Whilst working through the archives I came across a batch of grabs from the very first in-studio test for BBC Breakfast back in November 2008. Even though this was only the first test, I had prepared not only night, dawn and morning daylight scenarios but also a full range of seasons and a snowy christmas version complete with decorated trees.
Eventually, we narrowed our focus down to the dawn light option with low sun angle and sky ablaze with colour. The winter option was also dropped and we proceeded with a summer and autumn version for the seasons, though I don’t recall ever seeing the autumn version being used. It would have been great to really go to town on producing a full blown winter wonderland scene but unfortunately, this fairly quick paint-over has been the closest I have managed to get so far.
The interior scene at this early stage was a deliberately re-purposed version of the main news backdrop. The buildings in the background are also much larger in scale than the final version which ended up approximately 75% painted rather completely photomontage as here. The photography of buildings in this and the final version came from the rooftops of multi storey car parks within Nottingham. I always find it ironic that in the cut and paste from the final BBC Breakfast backdrop performed by East Midlands Today to create their studio backdrop, they replaced my photography of Nottingham with….a photograph of Nottingham.
The process of redesigning and re-building the lightwell website is proving to be a surprising trip down memory lane. In over ten years of designing and illustrating architecture and buildings I have amassed a huge portfolio of images, many of which get archived and forgotten after a few years. A lot of the images get passed over because technically and artistically they get superseded by better examples. Others, I just get bored of looking at.
The images I created for Luz Vargas Concept House 2000 designs probably fit into both those categories now, but for a time they proved invaluable to me in starting out as a freelancer as Luz was managing to get them printed and showcased everywhere. As well being exhibited in the Royal Academy summer exhibition, they managed to make the front cover of the Architects Journal.
If nothing else, I think this particular project demonstrated perfectly the benefits of having an enthusiastic client with an interesting design to work on when illustrating or visualising architecture.
I have now added a full set of images prepared for Le Beau Sejour in Grenada to the portfolio. These include the images detailed in the forests blog post and include interiors not previously shown here.
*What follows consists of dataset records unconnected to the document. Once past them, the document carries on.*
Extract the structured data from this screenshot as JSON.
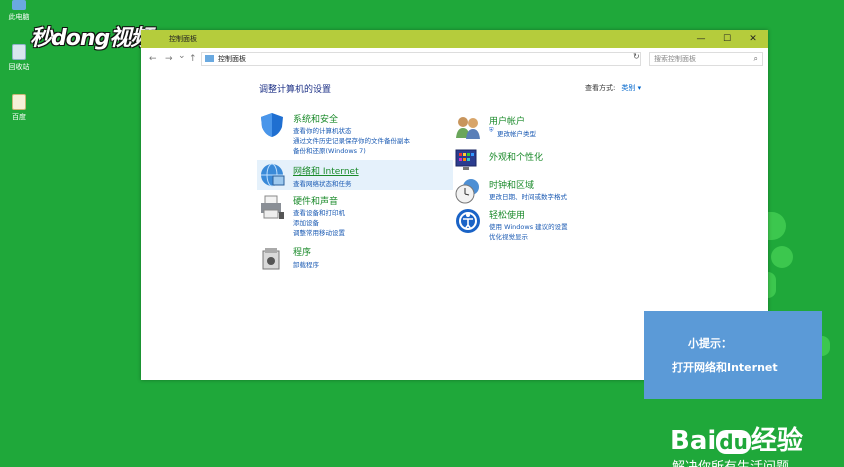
{
  "desktop": {
    "icons": [
      {
        "label": "此电脑"
      },
      {
        "label": "回收站"
      },
      {
        "label": "百度"
      }
    ],
    "watermark": "秒dong视频"
  },
  "window": {
    "title": "控制面板",
    "controls": {
      "minimize": "—",
      "maximize": "☐",
      "close": "✕"
    },
    "address": {
      "back": "←",
      "forward": "→",
      "down": "⌄",
      "up": "↑",
      "path": "控制面板",
      "refresh": "↻",
      "search_placeholder": "搜索控制面板"
    },
    "heading": "调整计算机的设置",
    "view_by": {
      "label": "查看方式:",
      "value": "类别 ▾"
    },
    "left_categories": [
      {
        "name": "系统和安全",
        "links": [
          "查看你的计算机状态",
          "通过文件历史记录保存你的文件备份副本",
          "备份和还原(Windows 7)"
        ]
      },
      {
        "name": "网络和 Internet",
        "links": [
          "查看网络状态和任务"
        ]
      },
      {
        "name": "硬件和声音",
        "links": [
          "查看设备和打印机",
          "添加设备",
          "调整常用移动设置"
        ]
      },
      {
        "name": "程序",
        "links": [
          "卸载程序"
        ]
      }
    ],
    "right_categories": [
      {
        "name": "用户帐户",
        "links": [
          "更改帐户类型"
        ]
      },
      {
        "name": "外观和个性化",
        "links": []
      },
      {
        "name": "时钟和区域",
        "links": [
          "更改日期、时间或数字格式"
        ]
      },
      {
        "name": "轻松使用",
        "links": [
          "使用 Windows 建议的设置",
          "优化视觉显示"
        ]
      }
    ]
  },
  "tip": {
    "line1": "小提示：",
    "line2": "打开网络和Internet"
  },
  "brand": {
    "name": "Bai",
    "mid": "du",
    "tail": "经验",
    "slogan": "解决你所有生活问题"
  },
  "colors": {
    "desktop": "#1fa83a",
    "titlebar": "#b5cc3c",
    "tip": "#5b9ad7",
    "category_name": "#1a8a2a",
    "link": "#1a5ab3"
  }
}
After concluding that the footage from the HV20 just wasn’t going to be good enough, I decided to have a look at the footage my DSLR could produce. The poor mans HD (720p) spewed out by my D90 is awful so I was never considering using that, but I did take a look at the stills capability and that looked fantastic and provided a clean key. If I could rig something that would capture the camera move I was looking for using a combination of time-lapse and stop motion then that could be a great solution. The miniatures aren’t going to move so I would only need to animate the position of the camera.
First things first, I need to sort out the camera. I started out by testing the camera hooked up to Nikons Camera Control Pro 2. First thing I noticed is that a zoom lens just wouldn’t work because the lens components shuffle every time a shot is taken so I tried out a 35mm DX prime. The shuffle problem was solved but I started to get a flickering effect even with constant lighting. Thinking this might be due to the AC supply I then tried out long exposures of up to one second but this still resulted in an annoying and very obvious flicker. Investigation on the web revealed that DSLR cameras utilise automatic shutters in which the iris stops down with each shot, then opens back up again to allow for a clean preview through the viewfinder. This closing and opening of the aperture inevitably results in tiny inconsistencies that lead to variations in the exposure and cause the flicker. I tried partially unscrewing the lens to disconnect the contacts and override the stopping down but the lens would lose its aperture setting completely.
The next step, source an older Nikon lens on which I can set the aperture manually and test again…